Israëlis Bidermanas (January 17, 1911 to May 16, 1980), or Izis as he was known professionally for his photography, was Jewish, Lithuanian, and by 1930, a part of Parisian life. He fled when the Nazis invaded France but was caught near the border. The French resistance rescued Bidermanas from the Nazis. Although his post war fame is based on his photographs of Paris, these next notes sketch another subject: London.
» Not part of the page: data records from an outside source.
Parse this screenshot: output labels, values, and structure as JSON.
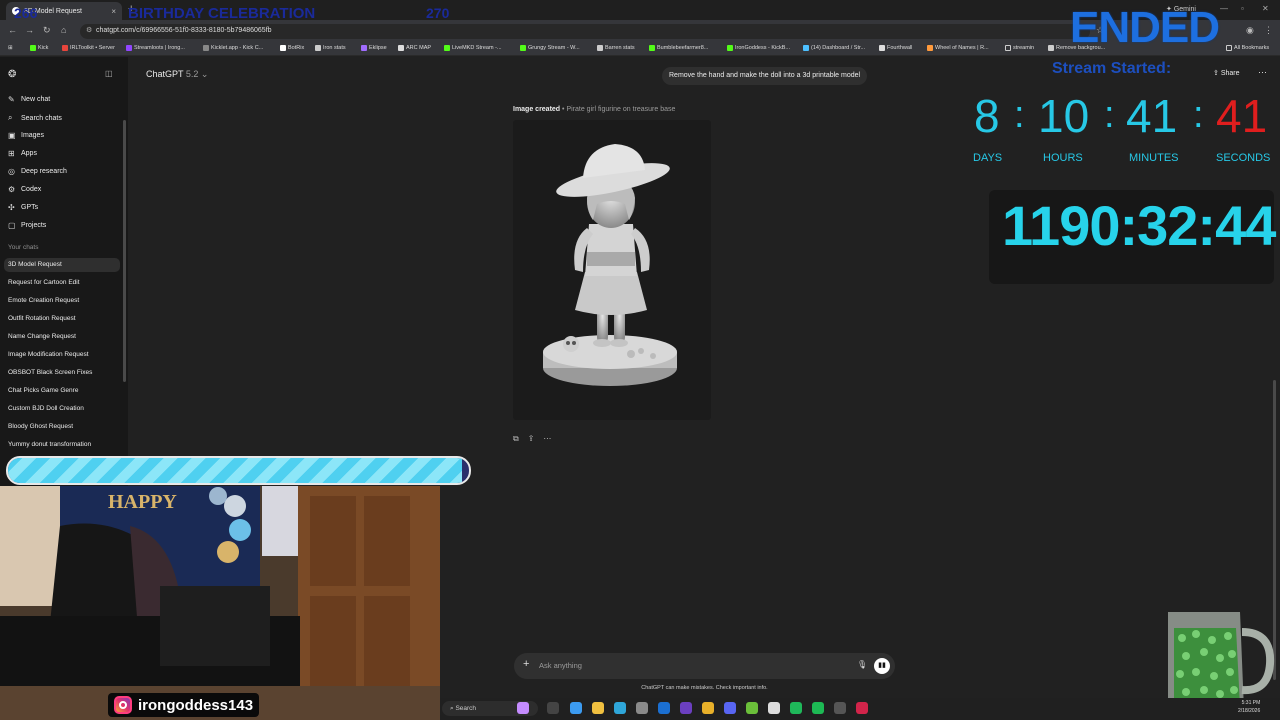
{
  "browser": {
    "tab_title": "3D Model Request",
    "new_tab": "+",
    "gemini_label": "Gemini",
    "url": "chatgpt.com/c/69966556-51f0-8333-8180-5b79486065fb",
    "bookmarks": [
      "Kick",
      "IRLToolkit • Server",
      "Streamloots | Irong...",
      "Kicklet.app - Kick C...",
      "BotRix",
      "Iron stats",
      "Eklipse",
      "ARC MAP",
      "LiveMKD Stream -...",
      "Grungy Stream - W...",
      "Barren stats",
      "Bumblebeefarmer8...",
      "IronGoddess - KickB...",
      "(14) Dashboard / Str...",
      "Fourthwall",
      "Wheel of Names | R...",
      "streamin",
      "Remove backgrou...",
      "All Bookmarks"
    ]
  },
  "sidebar": {
    "items": [
      {
        "label": "New chat",
        "icon": "✎"
      },
      {
        "label": "Search chats",
        "icon": "⌕"
      },
      {
        "label": "Images",
        "icon": "▣"
      },
      {
        "label": "Apps",
        "icon": "⊞"
      },
      {
        "label": "Deep research",
        "icon": "◎"
      },
      {
        "label": "Codex",
        "icon": "⚙"
      },
      {
        "label": "GPTs",
        "icon": "✣"
      },
      {
        "label": "Projects",
        "icon": "▢"
      }
    ],
    "section_label": "Your chats",
    "chats": [
      "3D Model Request",
      "Request for Cartoon Edit",
      "Emote Creation Request",
      "Outfit Rotation Request",
      "Name Change Request",
      "Image Modification Request",
      "OBSBOT Black Screen Fixes",
      "Chat Picks Game Genre",
      "Custom BJD Doll Creation",
      "Bloody Ghost Request",
      "Yummy donut transformation"
    ]
  },
  "chat": {
    "model_name": "ChatGPT",
    "model_version": "5.2",
    "user_message": "Remove the hand and make the doll into a 3d printable model",
    "share_label": "Share",
    "image_status": "Image created",
    "image_caption": "• Pirate girl figurine on treasure base",
    "composer_placeholder": "Ask anything",
    "disclaimer": "ChatGPT can make mistakes. Check important info."
  },
  "overlay": {
    "ended": "ENDED",
    "stream_started": "Stream Started:",
    "countdown": {
      "days": "8",
      "hours": "10",
      "minutes": "41",
      "seconds": "41",
      "sep": ":"
    },
    "countdown_labels": {
      "days": "DAYS",
      "hours": "HOURS",
      "minutes": "MINUTES",
      "seconds": "SECONDS"
    },
    "uptime": "1190:32:44",
    "goal": {
      "current": "266",
      "title": "BIRTHDAY CELEBRATION",
      "target": "270",
      "progress_fraction": 0.985
    },
    "instagram_handle": "irongoddess143"
  },
  "taskbar": {
    "search_label": "Search",
    "time": "5:31 PM",
    "date": "2/18/2026"
  },
  "colors": {
    "countdown": "#27c8e6",
    "seconds": "#e01e1e",
    "ended": "#1d6fe0"
  }
}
... Israel Bidermanas .... first achieved recognition under the identity of Izis for his portraits of members of the French resistance that he took while in hiding near Limoges at the time of the German invasion. Encouraged by Brassai, he pursued a career as a professional photographer in peacetime, fulfilling commissions for Paris Match and befriending Jacques Prévert and Marc Chagall. He and Prévert were inveterate urban wanderers and in 1952 they published ‘Charmes de Londres,’ delivering this vivid and poetic vision of the shabby old capital in the threadbare post-war years.
I invite you to go to spitalfieldslife.com and see some of the photos. Meanwhile, here is one, a sphinx in Chiswick Park.
The photographs of Bidermanas show what genius in photography looks like.